A Boston silversmith, Brigden kept detailed accounts of all of his personal expenses like food, alcohol, furniture and clothing. As I examined Brigden’s receipts for clothing, I noticed that he paid to repair almost just as many clothes as he purchased.
This got me thinking — we simply don’t do this anymore. Today, we’re more likely to throw away a sweater with a hole in it rather than mend it, or toss a pair of shoes that have a worn sole.
With the dragging economy and another winter on its way, perhaps you can save some money this season by repairing and upgrading clothes you already own rather than rushing out to spend more money on clothes you probably don’t need. We don’t live in 18th century Boston, but that doesn’t mean we can’t take some fashion advice from our forefathers.
A trip to the tailor, for many men, has fallen to the wayside. I think too many see taking something to the tailor as a hassle or simply unnecessary. We buy a shirt or sweater that doesn’t fit right, let it sit in our closet for a few months without ever wearing it, and then donate it and buy another one.
It doesn’t have to be like this. For around $15, you can have a local Lawrence tailor take the body of that ballooning sweater in or shorten the sleeves of your droopy dress shirt.
But the magic doesn’t stop there. Many tailors also have serger machines that can patch up tattered jeans and are skilled artisans who can mend small holes in tops or bottoms. In short, a tailor should still be a go-to for anyone wanting to make the most of their clothes.
Like our friend Zachariah Brigden, you should also make the most of your local shoe repair shop. Just because the soles are wearing out on your favorite lace-ups doesn’t necessarily mean their life has come to an end. Most shoes can be quite easily resoled for a fraction of the cost of a new pair. Cobblers can also restitch and/or reglue problem areas, or even slap a leather patch over a blown-out side.
Not only will repairing your good old pair of broken-in shoes save you money but it will also help you avoid the hassle of finding another good buy.
But your smart resourcing doesn’t have to stop with tailors and cobblers. Often, you can make small repairs to your clothes yourself. A needle and some thread work just as well now as they did in the 18th century. Repairing your clothes yourself can give you a sense of pride in what you’re wearing, a feeling of possession and thrift. Even more, a patch here or there can give your clothes that personalized, worn-in look that you simply can’t purchase.
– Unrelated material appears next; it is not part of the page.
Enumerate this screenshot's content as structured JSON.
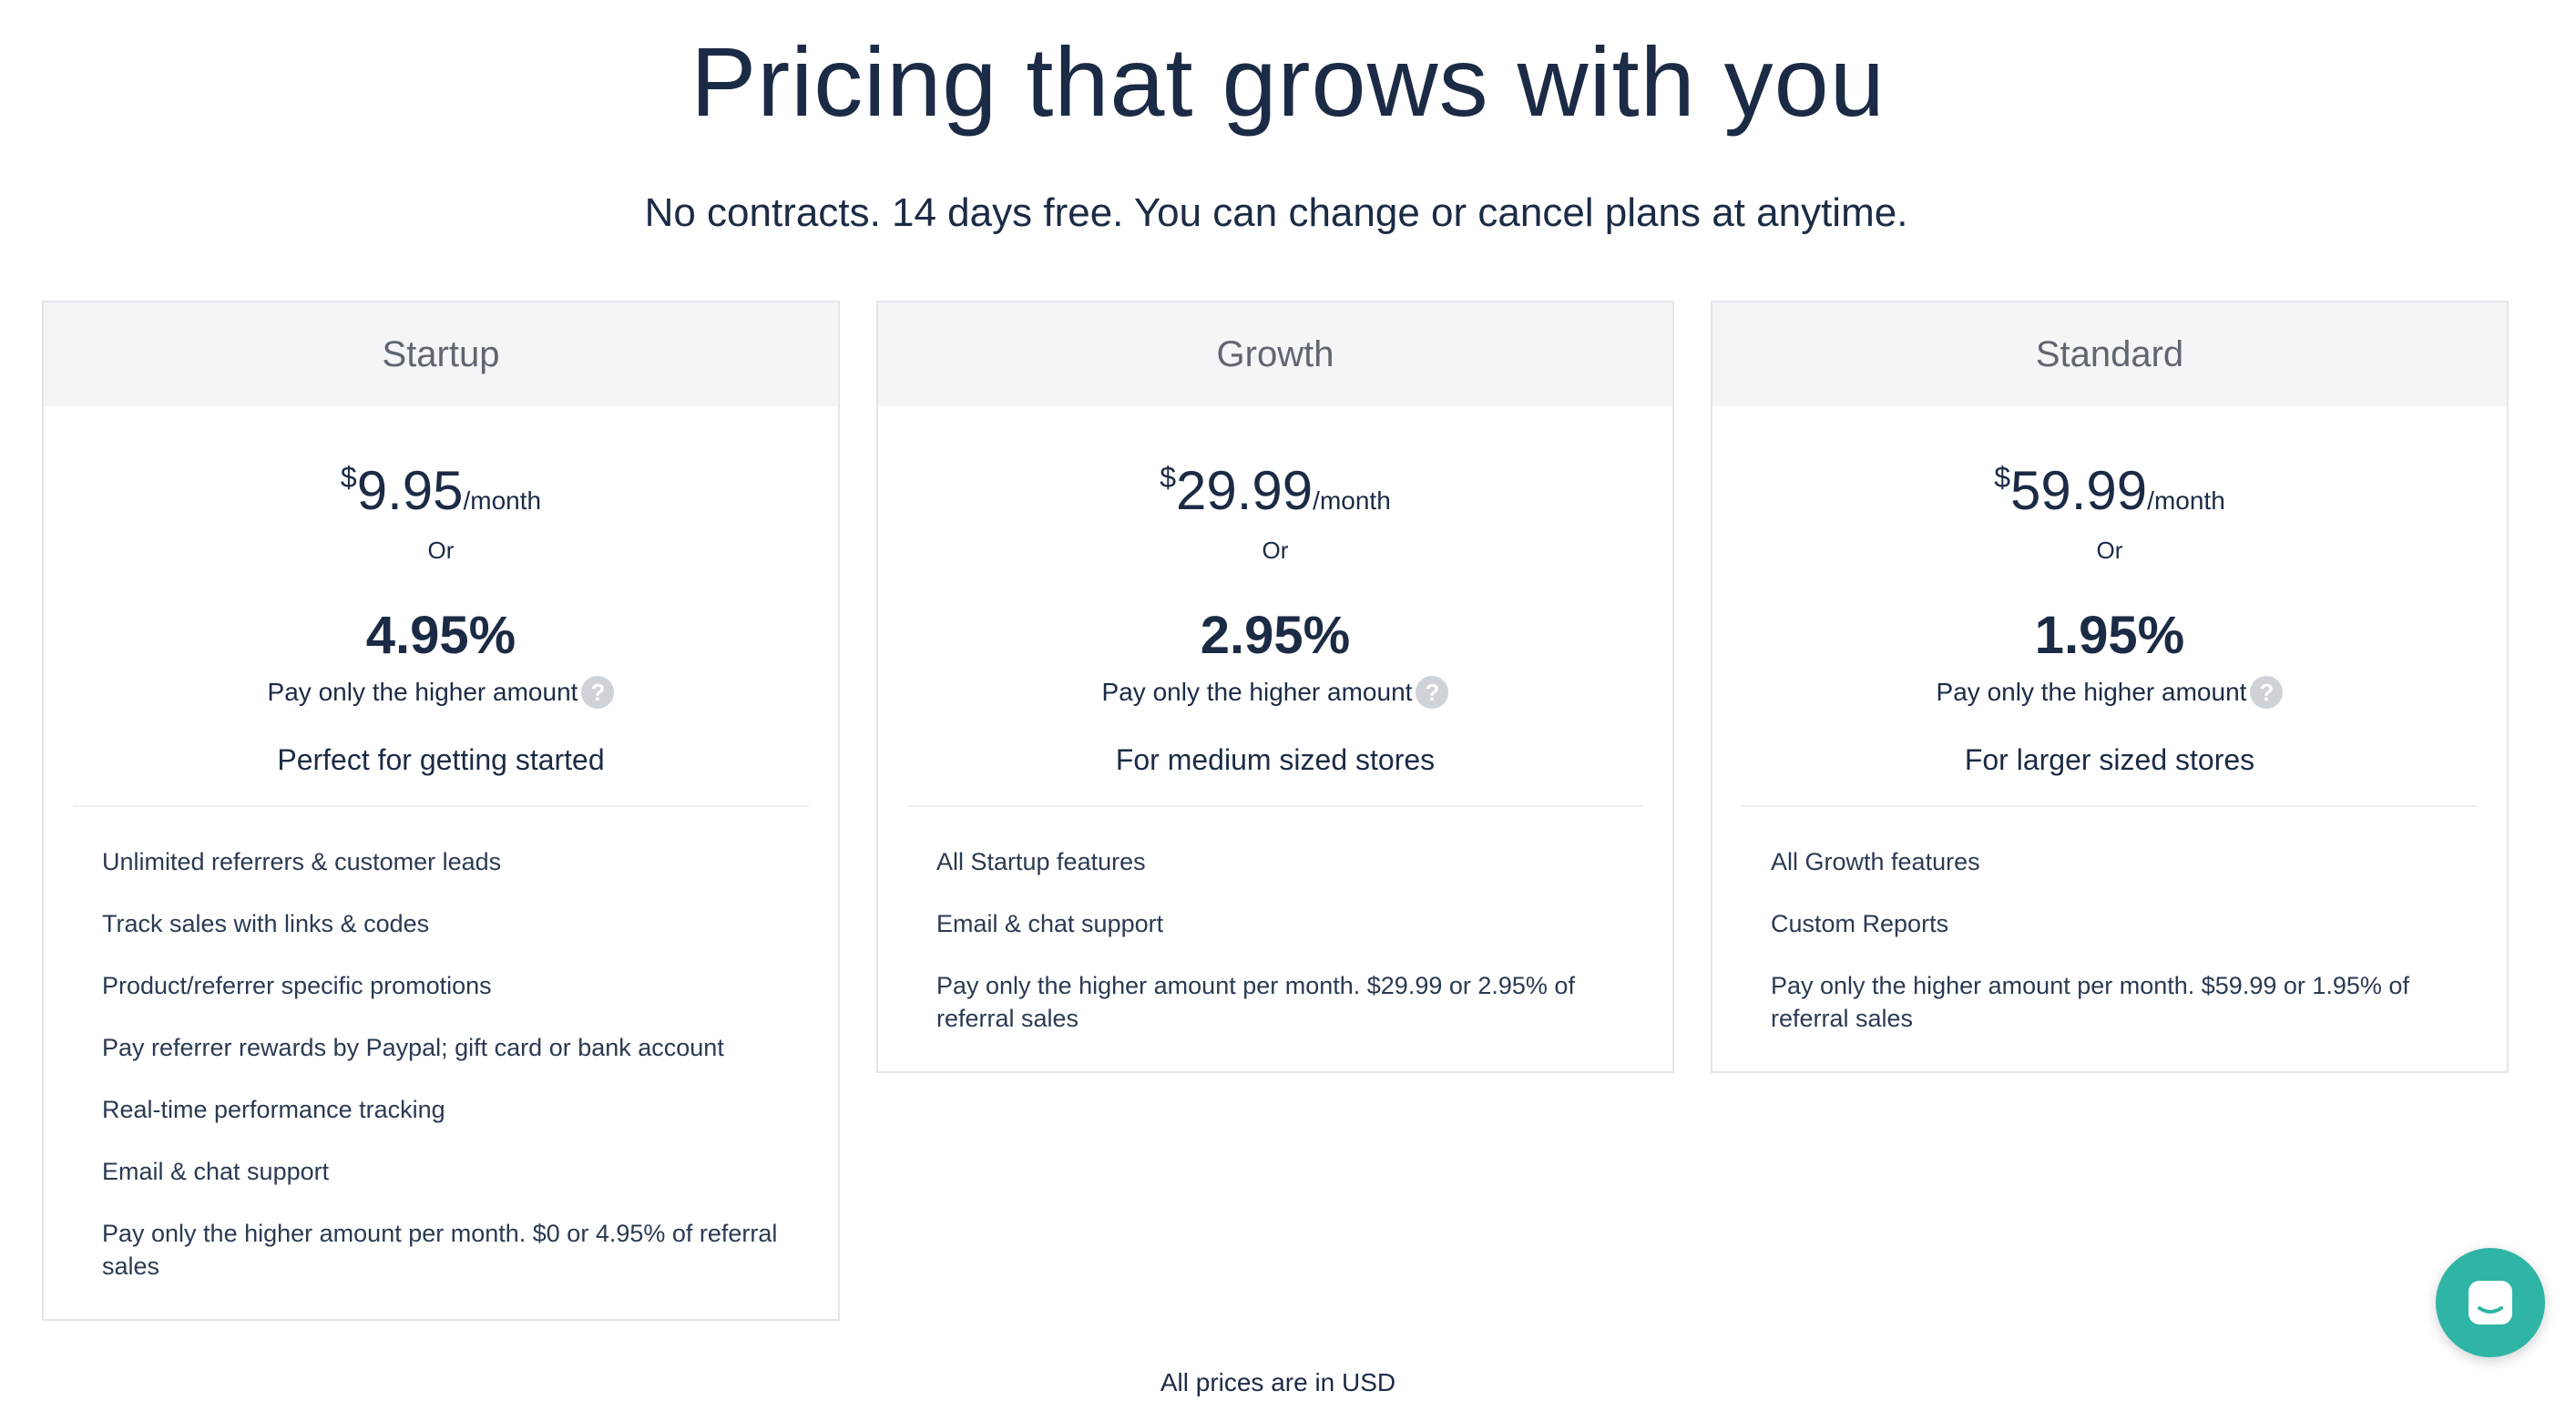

If you find yourself wary to take on this task, there are hundreds of websites devoted to repairing your own garments on the Internet.
So, as the days get colder, take a hint from history and consider going to your tailor or cobbler before you go to the Gap.